┌──

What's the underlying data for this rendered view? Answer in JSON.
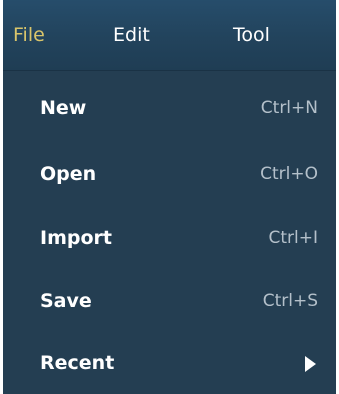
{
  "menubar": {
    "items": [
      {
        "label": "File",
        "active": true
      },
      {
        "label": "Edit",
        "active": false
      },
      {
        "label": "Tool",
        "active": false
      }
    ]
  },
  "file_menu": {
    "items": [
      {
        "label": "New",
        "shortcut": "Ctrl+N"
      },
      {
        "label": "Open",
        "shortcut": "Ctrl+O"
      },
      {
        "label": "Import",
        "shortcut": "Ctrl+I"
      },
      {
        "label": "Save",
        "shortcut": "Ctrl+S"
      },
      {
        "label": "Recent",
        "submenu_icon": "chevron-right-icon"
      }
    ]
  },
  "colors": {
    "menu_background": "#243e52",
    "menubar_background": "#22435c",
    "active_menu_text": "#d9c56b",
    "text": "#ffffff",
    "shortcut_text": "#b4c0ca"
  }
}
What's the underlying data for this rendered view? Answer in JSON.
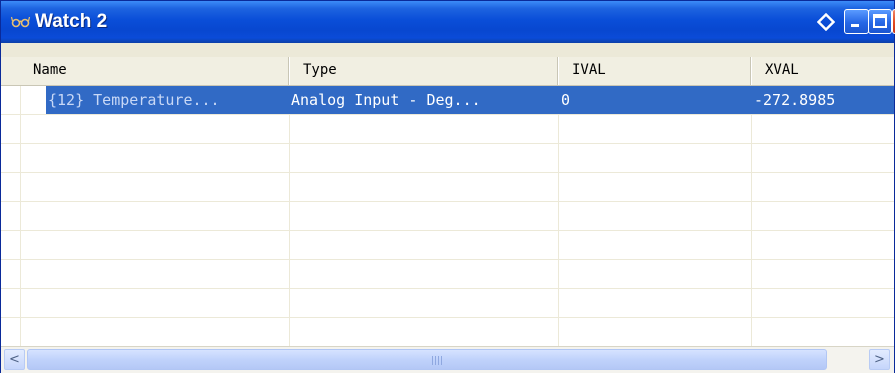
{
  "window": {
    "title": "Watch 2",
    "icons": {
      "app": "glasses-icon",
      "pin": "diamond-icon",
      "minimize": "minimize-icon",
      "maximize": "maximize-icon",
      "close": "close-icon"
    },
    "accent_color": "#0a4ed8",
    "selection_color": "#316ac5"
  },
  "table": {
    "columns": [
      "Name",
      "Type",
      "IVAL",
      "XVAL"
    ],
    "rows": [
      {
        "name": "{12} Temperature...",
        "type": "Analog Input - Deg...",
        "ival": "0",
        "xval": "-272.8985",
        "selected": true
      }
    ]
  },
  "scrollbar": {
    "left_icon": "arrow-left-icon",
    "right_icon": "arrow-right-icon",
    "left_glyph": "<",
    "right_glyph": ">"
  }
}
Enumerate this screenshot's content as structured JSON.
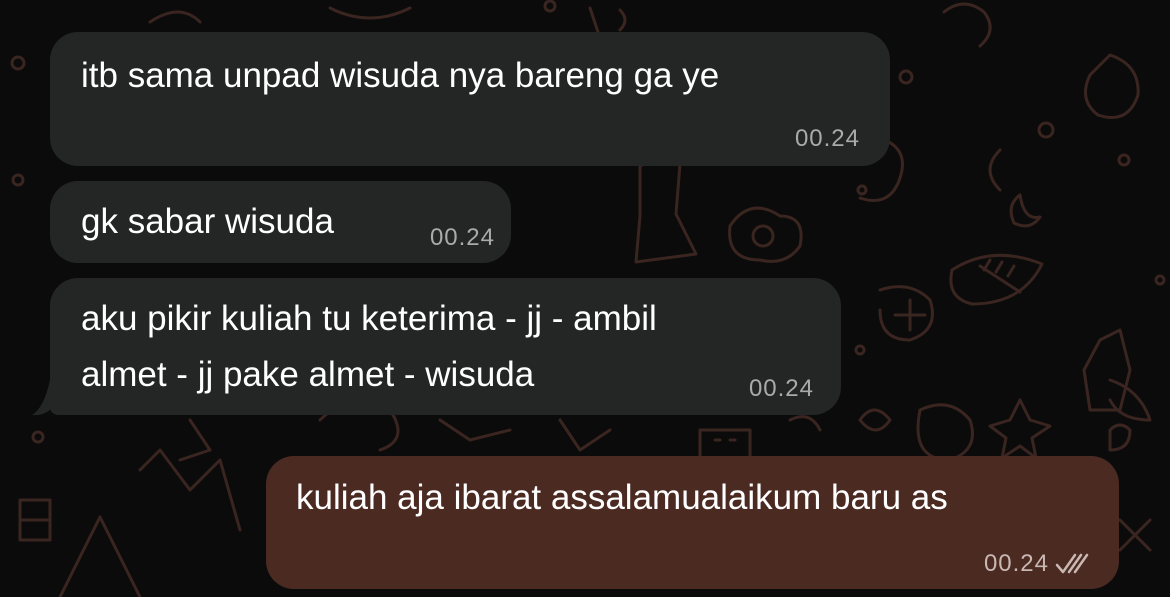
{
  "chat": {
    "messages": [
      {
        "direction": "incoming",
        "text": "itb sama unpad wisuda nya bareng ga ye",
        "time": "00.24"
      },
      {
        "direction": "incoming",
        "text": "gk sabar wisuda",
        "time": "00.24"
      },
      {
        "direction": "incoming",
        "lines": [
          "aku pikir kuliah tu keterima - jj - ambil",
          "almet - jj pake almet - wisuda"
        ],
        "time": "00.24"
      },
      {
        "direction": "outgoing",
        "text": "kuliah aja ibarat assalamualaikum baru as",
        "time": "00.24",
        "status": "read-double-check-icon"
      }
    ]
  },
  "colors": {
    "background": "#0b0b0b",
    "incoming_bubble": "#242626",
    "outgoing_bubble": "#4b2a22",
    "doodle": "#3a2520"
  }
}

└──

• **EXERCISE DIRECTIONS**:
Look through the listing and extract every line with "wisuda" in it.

• **OUTPUT BELOW**:
        "text": "itb sama unpad wisuda nya bareng ga ye",
        "text": "gk sabar wisuda",
          "almet - jj pake almet - wisuda"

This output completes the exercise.